It’s further proof that despite the challenges, LBM dealers continue to prove their resilience, whether navigating keeping workers safe during the pandemic or finding new ways to secure products for customers.
Technology and reinvestment
Experts agree that one of the ways to attract younger workers is to embrace technology, something the construction industry overall hasn’t always been on the leading edge of. Dealers are continuing to add and improve technology offerings and digital platforms.
For example, Star Lumber & Supply (No. 35) in Wichita, Kan., implemented a new Warehouse Management System in its main distribution yard, and Kodiak noted investments in IT equipment and systems upgrades, cybersecurity protection, and its Kodiak App.
Despite the changing purchasing habits stemming from the pandemic, online sales still haven’t taken off as much as in other industries. Compared to 2020, fewer LBM 100 dealers—just 31%—say they conducted sales online last year. However, among those companies, more are seeing greater chunks of sales online: 3.9% are seeing 25% to 49% of sales take place online, up from 0% the year before, and 3.9% are seeing 10% to 24% of sales take place online.
Nearly half of the companies say they are updating or adopting GPS delivery management systems, followed by takeoff (38%) and ERP (34%) software as the next most popular upgrades and additions.
Along with upgrading technology, a handful of dealers reported capital investments to improve facilities and equipment. For example, Houston-based Scholl Forest Industries (No. 73) added a rail spur; Stine (No. 24), in Sulphur, La., created an 80,000-square-foot standalone appliance warehouse distribution center; and Heister House Millworks (No. 94), of Mt. Pleasant Mills, Pa., added a new high-speed milling facility that helped expand production of mouldings, jambs, paneling, and more.
“[We made] extensive updates to our facilities—a new facade roof on stores, $120,000 worth of additional improvements and upgrades to facilities, two new tandem trucks, one new tow behind, and two new tow motors,” said Mentor’s Kirk. Mentor also implemented new vision and core values statements, created a video highlighting the entire company, implemented a central dispatch delivery system, and made upgrades to its Epicor POS system, resulting in several efficiency improvements.
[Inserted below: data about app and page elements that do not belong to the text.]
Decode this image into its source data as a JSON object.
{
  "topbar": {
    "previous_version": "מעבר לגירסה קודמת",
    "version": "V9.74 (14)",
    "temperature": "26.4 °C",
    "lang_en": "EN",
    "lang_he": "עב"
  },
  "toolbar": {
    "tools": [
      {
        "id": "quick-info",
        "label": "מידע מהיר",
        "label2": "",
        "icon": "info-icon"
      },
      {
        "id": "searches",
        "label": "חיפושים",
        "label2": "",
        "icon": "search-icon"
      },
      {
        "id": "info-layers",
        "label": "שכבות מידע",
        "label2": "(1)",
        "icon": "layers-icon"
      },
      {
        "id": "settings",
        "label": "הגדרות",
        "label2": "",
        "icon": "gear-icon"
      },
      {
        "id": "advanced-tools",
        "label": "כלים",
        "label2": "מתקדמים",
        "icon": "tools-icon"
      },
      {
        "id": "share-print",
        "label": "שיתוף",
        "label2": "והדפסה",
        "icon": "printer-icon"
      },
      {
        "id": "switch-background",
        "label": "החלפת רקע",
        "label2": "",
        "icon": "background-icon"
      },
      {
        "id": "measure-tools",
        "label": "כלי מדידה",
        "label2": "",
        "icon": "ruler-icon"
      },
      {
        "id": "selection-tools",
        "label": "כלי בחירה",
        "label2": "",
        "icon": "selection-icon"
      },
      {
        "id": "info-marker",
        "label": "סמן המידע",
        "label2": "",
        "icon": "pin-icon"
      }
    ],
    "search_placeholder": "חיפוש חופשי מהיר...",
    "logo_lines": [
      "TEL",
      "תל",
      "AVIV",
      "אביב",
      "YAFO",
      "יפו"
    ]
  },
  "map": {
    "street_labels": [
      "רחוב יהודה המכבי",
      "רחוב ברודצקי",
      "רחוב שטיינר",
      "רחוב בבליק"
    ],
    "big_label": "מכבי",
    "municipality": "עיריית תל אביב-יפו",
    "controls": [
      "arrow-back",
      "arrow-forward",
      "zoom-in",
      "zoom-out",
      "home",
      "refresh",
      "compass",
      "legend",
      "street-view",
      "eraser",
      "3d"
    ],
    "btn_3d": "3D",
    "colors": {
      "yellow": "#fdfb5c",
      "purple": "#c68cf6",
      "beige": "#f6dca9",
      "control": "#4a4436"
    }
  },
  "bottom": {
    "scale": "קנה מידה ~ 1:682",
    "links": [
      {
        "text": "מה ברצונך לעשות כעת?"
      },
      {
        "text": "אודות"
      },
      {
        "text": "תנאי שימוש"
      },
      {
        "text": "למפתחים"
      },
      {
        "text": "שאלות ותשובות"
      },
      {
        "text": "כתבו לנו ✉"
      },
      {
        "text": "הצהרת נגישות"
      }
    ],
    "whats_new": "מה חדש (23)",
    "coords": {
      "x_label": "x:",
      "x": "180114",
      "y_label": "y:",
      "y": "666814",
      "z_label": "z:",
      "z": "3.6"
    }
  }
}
As we’ve seen these last two years, as well as throughout the industry’s history, it’s not likely dealers will let these challenges hold them back. When asked about the biggest opportunities facing them over the next year or two, developing future leaders, recruiting and retaining talent, and implementing training programs were among the responses dealers provided. Others noted the opportunity to grow online sales on both the retail and commercial sides.
And, of course, navigating the supply chain challenges by continuing to build strong relationships with supply partners and customers.
The investments and commitment to excellence during a time that is both flush with success and fraught with obstacles are just further proof of the resilience and resourcefulness of the LBM industry—and continued evidence as to why construction and building materials continue fueling the nation’s economic engine. “In 2022, with all the difficulties that builders are having keeping jobs flowing, we as suppliers have an opportunity to lend a hand and go the extra mile to ease the process. We have an opportunity to do what everyone else has been telling them cannot be done,” Charlie Parks explained. “With the help from our great vendors, we have been able to fulfill the needs of our customers in one way or another. Simply telling a loyal customer that we can’t help them has been removed from the playbook, and we feel that this mindset will pay dividends in years to come.”